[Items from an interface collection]

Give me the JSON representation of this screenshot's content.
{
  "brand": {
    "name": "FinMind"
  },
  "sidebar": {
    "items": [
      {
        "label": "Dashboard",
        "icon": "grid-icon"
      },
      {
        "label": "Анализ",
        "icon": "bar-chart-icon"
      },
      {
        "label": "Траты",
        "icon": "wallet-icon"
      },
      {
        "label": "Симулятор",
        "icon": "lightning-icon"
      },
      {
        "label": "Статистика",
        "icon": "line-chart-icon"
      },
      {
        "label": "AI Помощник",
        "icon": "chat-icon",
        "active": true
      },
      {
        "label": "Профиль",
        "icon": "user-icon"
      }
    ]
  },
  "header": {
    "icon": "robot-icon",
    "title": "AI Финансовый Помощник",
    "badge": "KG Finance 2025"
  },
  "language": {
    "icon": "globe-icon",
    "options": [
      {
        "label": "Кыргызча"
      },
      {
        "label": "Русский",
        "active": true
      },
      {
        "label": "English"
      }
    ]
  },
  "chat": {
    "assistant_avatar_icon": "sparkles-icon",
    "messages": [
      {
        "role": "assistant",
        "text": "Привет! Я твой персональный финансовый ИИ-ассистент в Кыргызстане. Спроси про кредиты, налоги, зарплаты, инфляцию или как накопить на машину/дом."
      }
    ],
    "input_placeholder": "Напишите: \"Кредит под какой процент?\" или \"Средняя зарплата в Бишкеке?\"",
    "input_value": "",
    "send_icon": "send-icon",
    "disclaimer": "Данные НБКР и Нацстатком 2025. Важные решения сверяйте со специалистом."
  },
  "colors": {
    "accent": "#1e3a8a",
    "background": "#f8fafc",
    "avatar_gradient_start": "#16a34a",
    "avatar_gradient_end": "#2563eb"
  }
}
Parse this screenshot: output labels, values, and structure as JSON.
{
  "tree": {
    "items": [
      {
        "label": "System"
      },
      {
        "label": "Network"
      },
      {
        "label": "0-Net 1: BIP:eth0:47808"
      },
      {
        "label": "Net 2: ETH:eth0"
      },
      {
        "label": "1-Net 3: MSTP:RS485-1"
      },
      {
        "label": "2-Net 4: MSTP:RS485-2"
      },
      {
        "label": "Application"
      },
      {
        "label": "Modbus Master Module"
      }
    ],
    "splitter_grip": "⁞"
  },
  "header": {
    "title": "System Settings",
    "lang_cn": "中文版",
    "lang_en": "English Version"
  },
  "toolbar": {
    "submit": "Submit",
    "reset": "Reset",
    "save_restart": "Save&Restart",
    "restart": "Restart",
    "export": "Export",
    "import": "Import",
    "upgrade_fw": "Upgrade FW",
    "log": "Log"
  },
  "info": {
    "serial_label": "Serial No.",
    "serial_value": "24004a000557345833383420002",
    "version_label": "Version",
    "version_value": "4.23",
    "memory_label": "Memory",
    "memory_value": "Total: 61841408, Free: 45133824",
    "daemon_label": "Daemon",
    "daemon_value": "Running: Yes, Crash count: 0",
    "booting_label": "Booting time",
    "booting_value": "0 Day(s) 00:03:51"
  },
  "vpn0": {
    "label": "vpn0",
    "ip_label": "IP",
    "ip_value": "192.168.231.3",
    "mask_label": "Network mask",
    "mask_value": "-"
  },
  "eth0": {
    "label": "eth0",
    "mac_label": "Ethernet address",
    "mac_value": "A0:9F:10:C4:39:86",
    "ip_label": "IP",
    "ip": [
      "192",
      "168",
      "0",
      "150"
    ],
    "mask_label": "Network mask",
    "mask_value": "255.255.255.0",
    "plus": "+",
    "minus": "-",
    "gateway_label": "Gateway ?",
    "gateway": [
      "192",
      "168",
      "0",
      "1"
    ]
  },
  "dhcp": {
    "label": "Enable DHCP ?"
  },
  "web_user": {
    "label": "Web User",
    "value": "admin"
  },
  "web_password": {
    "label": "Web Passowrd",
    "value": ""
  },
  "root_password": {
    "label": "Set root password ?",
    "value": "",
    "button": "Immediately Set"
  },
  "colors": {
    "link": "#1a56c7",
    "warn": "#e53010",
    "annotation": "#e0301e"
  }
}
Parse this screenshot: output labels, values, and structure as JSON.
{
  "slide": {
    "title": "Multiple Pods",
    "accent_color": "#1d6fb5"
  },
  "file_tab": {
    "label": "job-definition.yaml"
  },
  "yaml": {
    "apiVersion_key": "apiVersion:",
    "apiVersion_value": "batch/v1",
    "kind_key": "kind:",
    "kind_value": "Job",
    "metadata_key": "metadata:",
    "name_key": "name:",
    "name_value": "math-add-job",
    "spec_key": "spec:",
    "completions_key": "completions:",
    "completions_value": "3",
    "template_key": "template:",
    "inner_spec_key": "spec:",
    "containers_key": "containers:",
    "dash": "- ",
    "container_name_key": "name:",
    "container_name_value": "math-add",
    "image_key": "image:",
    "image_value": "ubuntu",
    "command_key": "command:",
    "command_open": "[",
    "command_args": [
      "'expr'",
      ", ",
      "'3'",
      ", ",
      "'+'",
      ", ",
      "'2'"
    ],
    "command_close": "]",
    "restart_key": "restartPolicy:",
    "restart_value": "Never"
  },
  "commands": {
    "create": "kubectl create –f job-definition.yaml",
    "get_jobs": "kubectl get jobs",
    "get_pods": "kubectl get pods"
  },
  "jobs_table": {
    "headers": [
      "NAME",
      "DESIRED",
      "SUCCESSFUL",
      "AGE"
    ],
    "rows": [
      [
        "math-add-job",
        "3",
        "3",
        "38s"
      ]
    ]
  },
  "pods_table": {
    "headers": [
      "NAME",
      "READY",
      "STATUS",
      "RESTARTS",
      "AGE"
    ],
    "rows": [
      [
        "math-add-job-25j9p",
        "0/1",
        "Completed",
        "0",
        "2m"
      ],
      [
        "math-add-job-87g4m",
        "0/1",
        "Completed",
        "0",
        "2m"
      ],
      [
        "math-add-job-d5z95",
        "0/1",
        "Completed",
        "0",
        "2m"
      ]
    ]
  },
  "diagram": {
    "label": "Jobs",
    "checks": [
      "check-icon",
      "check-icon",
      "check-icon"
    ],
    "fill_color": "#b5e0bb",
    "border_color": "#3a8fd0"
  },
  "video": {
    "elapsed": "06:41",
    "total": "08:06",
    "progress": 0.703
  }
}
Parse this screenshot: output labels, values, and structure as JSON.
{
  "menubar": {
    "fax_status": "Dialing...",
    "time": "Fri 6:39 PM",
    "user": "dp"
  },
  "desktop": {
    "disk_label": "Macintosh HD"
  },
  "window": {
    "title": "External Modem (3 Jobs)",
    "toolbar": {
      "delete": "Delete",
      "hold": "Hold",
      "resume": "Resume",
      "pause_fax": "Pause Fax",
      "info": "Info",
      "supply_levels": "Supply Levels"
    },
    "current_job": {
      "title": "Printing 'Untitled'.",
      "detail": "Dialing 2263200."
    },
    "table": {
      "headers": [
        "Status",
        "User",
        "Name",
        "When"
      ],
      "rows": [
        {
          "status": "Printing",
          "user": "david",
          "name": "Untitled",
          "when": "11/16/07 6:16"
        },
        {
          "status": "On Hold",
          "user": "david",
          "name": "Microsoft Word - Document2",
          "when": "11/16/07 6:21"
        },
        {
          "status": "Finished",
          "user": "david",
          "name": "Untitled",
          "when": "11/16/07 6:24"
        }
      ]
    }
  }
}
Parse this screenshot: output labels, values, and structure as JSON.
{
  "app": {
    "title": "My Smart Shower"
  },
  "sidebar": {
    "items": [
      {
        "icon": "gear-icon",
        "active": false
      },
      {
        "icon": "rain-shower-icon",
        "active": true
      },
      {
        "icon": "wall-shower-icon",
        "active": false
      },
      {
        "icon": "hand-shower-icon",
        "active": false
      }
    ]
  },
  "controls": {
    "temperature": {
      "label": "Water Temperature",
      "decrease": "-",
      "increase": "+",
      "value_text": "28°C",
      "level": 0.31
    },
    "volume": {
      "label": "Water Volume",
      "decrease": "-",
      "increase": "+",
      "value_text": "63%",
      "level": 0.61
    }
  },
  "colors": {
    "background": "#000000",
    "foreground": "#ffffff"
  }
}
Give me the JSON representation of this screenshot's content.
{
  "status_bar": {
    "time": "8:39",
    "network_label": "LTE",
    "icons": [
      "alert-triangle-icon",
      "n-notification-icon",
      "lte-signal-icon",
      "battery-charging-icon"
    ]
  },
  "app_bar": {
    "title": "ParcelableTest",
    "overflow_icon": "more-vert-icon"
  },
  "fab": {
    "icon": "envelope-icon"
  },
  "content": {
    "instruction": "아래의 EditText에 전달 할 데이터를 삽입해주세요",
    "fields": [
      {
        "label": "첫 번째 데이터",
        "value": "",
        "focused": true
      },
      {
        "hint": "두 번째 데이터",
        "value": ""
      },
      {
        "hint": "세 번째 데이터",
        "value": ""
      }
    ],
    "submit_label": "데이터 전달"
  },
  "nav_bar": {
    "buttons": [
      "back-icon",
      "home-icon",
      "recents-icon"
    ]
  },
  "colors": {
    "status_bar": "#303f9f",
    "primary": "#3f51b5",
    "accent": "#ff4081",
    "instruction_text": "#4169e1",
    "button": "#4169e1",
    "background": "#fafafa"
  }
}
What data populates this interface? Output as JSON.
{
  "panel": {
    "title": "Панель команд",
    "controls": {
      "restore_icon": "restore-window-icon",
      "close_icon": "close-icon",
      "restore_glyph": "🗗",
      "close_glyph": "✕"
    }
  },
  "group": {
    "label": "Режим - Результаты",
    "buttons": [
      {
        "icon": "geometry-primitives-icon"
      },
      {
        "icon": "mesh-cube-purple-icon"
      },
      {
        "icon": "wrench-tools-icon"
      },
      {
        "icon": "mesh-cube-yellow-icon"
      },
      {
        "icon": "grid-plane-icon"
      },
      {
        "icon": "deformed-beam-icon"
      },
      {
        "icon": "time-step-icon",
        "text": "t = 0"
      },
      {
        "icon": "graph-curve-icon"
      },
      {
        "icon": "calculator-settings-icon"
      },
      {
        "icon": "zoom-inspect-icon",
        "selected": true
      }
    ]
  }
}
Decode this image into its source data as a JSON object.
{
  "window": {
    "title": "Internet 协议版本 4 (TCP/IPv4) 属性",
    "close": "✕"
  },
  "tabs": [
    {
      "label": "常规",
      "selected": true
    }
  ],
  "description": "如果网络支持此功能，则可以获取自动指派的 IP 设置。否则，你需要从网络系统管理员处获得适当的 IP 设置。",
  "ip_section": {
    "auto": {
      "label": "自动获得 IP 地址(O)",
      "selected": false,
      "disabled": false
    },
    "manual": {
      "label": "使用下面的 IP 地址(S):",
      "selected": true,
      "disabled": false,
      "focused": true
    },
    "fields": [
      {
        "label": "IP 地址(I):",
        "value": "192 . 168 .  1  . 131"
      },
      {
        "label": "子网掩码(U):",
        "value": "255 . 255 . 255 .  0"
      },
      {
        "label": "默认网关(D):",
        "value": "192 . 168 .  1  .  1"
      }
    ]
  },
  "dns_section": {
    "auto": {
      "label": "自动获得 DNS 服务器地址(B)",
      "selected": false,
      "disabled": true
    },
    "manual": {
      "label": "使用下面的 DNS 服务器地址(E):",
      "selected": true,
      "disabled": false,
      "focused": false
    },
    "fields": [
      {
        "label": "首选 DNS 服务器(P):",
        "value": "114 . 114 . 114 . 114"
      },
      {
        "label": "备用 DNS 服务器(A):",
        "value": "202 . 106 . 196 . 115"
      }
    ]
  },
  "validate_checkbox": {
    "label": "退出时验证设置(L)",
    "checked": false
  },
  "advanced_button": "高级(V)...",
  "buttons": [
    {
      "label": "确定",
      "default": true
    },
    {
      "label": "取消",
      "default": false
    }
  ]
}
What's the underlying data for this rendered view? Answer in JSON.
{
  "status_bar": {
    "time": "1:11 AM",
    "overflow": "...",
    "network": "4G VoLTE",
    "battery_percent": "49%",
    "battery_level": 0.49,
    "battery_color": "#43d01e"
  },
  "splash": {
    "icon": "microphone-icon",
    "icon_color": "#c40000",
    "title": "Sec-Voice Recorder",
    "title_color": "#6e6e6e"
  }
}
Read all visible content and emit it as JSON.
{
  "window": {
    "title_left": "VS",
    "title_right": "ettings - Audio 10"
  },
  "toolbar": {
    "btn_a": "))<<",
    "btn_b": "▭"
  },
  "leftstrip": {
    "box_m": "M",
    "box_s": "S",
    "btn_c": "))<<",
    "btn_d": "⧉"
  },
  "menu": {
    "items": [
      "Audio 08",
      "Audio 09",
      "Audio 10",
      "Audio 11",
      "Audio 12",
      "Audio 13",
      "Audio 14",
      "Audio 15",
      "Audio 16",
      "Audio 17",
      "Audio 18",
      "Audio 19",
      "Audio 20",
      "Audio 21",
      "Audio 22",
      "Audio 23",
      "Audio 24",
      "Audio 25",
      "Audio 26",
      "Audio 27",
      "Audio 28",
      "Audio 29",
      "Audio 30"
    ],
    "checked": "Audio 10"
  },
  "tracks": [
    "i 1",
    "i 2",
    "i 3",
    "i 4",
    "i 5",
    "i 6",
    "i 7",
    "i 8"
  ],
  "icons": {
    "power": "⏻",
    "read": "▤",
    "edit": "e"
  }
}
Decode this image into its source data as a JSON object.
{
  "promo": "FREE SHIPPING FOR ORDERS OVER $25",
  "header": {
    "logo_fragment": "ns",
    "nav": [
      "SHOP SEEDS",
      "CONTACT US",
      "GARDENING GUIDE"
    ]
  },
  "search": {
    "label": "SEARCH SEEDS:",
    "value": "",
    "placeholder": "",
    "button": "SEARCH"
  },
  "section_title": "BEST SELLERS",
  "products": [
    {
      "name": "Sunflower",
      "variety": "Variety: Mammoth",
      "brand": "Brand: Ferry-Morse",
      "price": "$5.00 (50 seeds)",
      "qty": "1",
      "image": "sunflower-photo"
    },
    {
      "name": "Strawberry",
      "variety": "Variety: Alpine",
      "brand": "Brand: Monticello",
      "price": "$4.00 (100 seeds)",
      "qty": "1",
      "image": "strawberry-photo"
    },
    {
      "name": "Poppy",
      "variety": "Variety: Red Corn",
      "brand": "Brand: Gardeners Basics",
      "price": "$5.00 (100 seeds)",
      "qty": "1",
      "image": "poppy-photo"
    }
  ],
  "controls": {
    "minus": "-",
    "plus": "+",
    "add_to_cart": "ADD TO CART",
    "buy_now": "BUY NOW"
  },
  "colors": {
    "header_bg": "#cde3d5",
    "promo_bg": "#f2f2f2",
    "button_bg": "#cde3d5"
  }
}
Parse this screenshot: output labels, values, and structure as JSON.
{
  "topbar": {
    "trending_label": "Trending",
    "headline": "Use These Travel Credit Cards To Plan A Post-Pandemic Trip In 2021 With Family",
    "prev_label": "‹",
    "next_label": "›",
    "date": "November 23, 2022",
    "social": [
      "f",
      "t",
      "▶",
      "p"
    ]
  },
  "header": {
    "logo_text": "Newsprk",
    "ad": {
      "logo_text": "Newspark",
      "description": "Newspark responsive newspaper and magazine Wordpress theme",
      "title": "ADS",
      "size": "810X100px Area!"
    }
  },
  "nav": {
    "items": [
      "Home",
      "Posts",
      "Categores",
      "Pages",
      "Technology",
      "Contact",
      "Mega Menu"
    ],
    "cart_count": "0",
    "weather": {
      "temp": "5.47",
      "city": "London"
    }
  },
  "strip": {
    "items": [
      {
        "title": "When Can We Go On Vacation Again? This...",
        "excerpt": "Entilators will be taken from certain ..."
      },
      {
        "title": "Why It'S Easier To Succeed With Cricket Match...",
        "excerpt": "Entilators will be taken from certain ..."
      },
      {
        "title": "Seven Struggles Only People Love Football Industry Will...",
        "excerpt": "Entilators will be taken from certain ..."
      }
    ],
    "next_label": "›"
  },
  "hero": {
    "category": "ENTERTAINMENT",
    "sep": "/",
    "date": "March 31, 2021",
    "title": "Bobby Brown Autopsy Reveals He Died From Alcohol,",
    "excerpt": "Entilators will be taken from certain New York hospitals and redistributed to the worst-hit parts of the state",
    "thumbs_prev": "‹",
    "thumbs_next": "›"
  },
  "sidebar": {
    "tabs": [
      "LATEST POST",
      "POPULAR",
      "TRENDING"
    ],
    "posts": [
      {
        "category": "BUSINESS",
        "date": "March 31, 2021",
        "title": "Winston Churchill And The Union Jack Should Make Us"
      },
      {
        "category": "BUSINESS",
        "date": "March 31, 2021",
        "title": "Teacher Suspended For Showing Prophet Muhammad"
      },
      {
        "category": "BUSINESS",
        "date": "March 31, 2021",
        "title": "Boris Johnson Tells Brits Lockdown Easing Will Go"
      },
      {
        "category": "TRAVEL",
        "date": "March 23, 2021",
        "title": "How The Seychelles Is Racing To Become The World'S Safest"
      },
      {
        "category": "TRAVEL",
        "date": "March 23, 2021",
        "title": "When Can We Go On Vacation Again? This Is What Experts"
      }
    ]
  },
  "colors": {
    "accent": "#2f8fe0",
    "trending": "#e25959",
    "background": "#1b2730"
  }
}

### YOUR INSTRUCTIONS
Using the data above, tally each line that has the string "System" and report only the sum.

### EXERCISE SOLUTION
2